Refuse the Breathalizer
JJune just wouldn't be June without a Sebastian Janikowski DUI incident, and this year was no different. After his disastrous foray into the world of GHB and unwilling dates, the Foul Pole decided to go back to the bread and butter pleasures of vodka mixed with German performance cars and immediately hit paydirt. Janikowski was arraigned in Leon County Court in Tallahassee, FL on June 10 after being pulled over on May 18 for driving "erratically" in his maroon Mercedes. Police immediately issued a citation for the DUI, but declined to prosecute Janikowski for buying a maroon car. Law enforcement officials said records showed he had been cited for DUIs at least seven other times, including three times in Tallahassee. However, they made it clear that no favoritism was shown in the decision to let him keep his license. "Not only NFL stars, but ordinary people may drink and drive as much as they like here in Tallahassee," one police spokesman said. "We just pull you over if we run out of beer ourselves." Janikowski, who was oncearrested for attempting to bribe a policeman, reportedly had no liquor left in his vehicle at the time of the citation.
One of the problems with professional sports is that there's no way to completely isolate the athletes from the general population. No doubt they're working on it: vast practice facilities that come complete with whole artificial population centers... Fully automated discos and bars manned by robots, lots of papier mache parking meters and light poles to safely drive into, and a never-ending supply of real high school girls, red rubber balls strapped in their mouths, imported through a special loading dock at the edge of the territory. No other human interference would be necessary; even the record producers who arrive to offer rap album deals could be automated... That's the way it ought to be, but not the way it is. In the real world, there's no way to remove completely the extraneous human beings from the pro athlete's existence. Case in point: the parking lot attendant.

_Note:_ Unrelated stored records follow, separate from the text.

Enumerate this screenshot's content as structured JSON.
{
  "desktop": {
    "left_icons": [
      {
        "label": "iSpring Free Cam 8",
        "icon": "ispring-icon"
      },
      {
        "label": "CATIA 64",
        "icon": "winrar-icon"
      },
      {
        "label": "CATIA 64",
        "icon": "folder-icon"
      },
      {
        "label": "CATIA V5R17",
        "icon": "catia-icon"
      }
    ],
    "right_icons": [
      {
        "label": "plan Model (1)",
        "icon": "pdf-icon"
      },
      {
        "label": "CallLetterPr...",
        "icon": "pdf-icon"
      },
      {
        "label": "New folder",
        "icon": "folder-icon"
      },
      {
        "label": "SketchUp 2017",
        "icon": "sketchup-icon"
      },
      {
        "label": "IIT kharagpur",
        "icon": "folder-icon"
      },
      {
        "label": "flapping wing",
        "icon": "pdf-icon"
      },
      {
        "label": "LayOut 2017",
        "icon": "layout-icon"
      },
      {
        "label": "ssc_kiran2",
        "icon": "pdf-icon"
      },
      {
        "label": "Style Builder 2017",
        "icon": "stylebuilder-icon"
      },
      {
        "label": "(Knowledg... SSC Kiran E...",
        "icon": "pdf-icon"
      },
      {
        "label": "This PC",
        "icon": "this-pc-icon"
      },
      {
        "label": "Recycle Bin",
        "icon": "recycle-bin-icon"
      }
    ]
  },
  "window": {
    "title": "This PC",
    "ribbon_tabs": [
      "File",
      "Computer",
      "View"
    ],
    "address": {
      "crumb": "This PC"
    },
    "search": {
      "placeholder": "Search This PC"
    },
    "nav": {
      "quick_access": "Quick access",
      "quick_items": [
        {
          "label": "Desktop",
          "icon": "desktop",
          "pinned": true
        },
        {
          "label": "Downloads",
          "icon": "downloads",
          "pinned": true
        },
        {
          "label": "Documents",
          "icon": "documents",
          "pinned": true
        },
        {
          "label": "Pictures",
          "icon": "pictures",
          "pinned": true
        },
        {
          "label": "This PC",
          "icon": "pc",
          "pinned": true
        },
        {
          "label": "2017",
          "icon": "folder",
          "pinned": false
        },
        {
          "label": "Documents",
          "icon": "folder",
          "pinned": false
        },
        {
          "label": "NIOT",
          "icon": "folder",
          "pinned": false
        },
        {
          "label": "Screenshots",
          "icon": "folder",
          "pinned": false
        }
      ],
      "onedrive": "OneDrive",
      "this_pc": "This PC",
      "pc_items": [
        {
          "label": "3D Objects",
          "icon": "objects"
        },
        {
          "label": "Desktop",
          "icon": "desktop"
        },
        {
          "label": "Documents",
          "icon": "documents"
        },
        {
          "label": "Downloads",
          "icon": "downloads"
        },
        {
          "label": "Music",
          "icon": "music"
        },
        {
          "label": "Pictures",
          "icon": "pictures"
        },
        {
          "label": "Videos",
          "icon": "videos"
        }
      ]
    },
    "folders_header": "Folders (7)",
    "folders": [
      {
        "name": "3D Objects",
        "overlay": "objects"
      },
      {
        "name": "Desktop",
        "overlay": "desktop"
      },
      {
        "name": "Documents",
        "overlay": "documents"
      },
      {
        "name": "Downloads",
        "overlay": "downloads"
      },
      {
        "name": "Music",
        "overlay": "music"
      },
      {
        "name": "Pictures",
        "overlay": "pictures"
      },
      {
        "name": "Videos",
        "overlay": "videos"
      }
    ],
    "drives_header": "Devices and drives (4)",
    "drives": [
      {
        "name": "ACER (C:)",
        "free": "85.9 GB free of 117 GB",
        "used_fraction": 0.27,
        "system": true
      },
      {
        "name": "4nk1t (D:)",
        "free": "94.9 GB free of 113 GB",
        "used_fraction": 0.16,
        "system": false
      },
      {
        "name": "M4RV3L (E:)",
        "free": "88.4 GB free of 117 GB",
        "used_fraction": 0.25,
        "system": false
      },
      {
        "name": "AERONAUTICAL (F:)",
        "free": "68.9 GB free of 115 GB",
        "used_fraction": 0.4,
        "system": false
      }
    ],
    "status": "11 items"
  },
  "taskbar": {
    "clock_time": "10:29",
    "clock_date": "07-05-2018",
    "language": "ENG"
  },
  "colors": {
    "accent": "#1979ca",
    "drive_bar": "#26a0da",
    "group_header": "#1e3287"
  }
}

Hardly a year goes by without a violent incident involving a pro athlete, a $90,000 vehicle with a dent, and a parking lot attendant who sooner or later surfaces on television with a cheap lawyer and a neck brace. Mike Tyson used to fill the yearly quota with admirable regularity, but this year the job fell to Chicago Bears wide receiver David Terrell. Terrell was arrested on June 13 on the classic sports charge of simple misdemeanor battery after he and two other men had a "disagreement" with a pair of Chicago parking lot attendants. Punches were thrown, and one attendant was struck in the face, although he stupidly declined even fictional medical treatment after the fight ended. The ACLU has yet to protest the exorbitant $100 bail set for Terrell after the incident.
Former boxing champion Pernell Whitaker earlier this month had some advice for young people who are considering experimentation with cocaine: don't hide it in your wallet. The key with coke is to work up enough of a resistance that you can swallow your whole load if you have to. When police pull you over for driving into a light pole, toss the foil packet into your mouth. Then try to keep as cool as possible while they decide whether or not to make an arrest or issue a ticket. That's the key moment right there, the difference between be able to keep doing tons of coke indefinitely and not being able to do any at all for at least the next 21 months. Whitaker screwed it up back in March. He only had a few more months to go before a previous cocaine charge would have been dropped when he was pulled over for a moving violation in Virginia Beach. While police were processing him for a four-day jail term on the traffic arrest, they found a packet of cocaine in his money roll. Now he's looking at ten years if convicted for violating the terms of a previous drug sentence. "It has not been a good day for me," Whitaker said after the hearing.
Finally, a story you've heard on the radio more often than a two-for-Tuesday double-shot of Aerosmith: Dwight Gooden arrested in Florida for driving with an open container of alcohol. In an unusual twist, Gooden appeared to not actually be drunk at the time of the arrest; police video showed him passing the field test with flying colors. Gooden's attorney, Joseph Ficarrotta, jumped all over the tape and get the charge knocked down. "Law enforcement did the right thing and reduced the charge to reckless driving," he said, stressing the words right and thing. The Doc almost got off this time, but the age-old unpaid previous unrelated traffic violation did him in, and he was sentenced to 21 hours of community autograph-signing. "I couldn't find a stamp," Doc explained.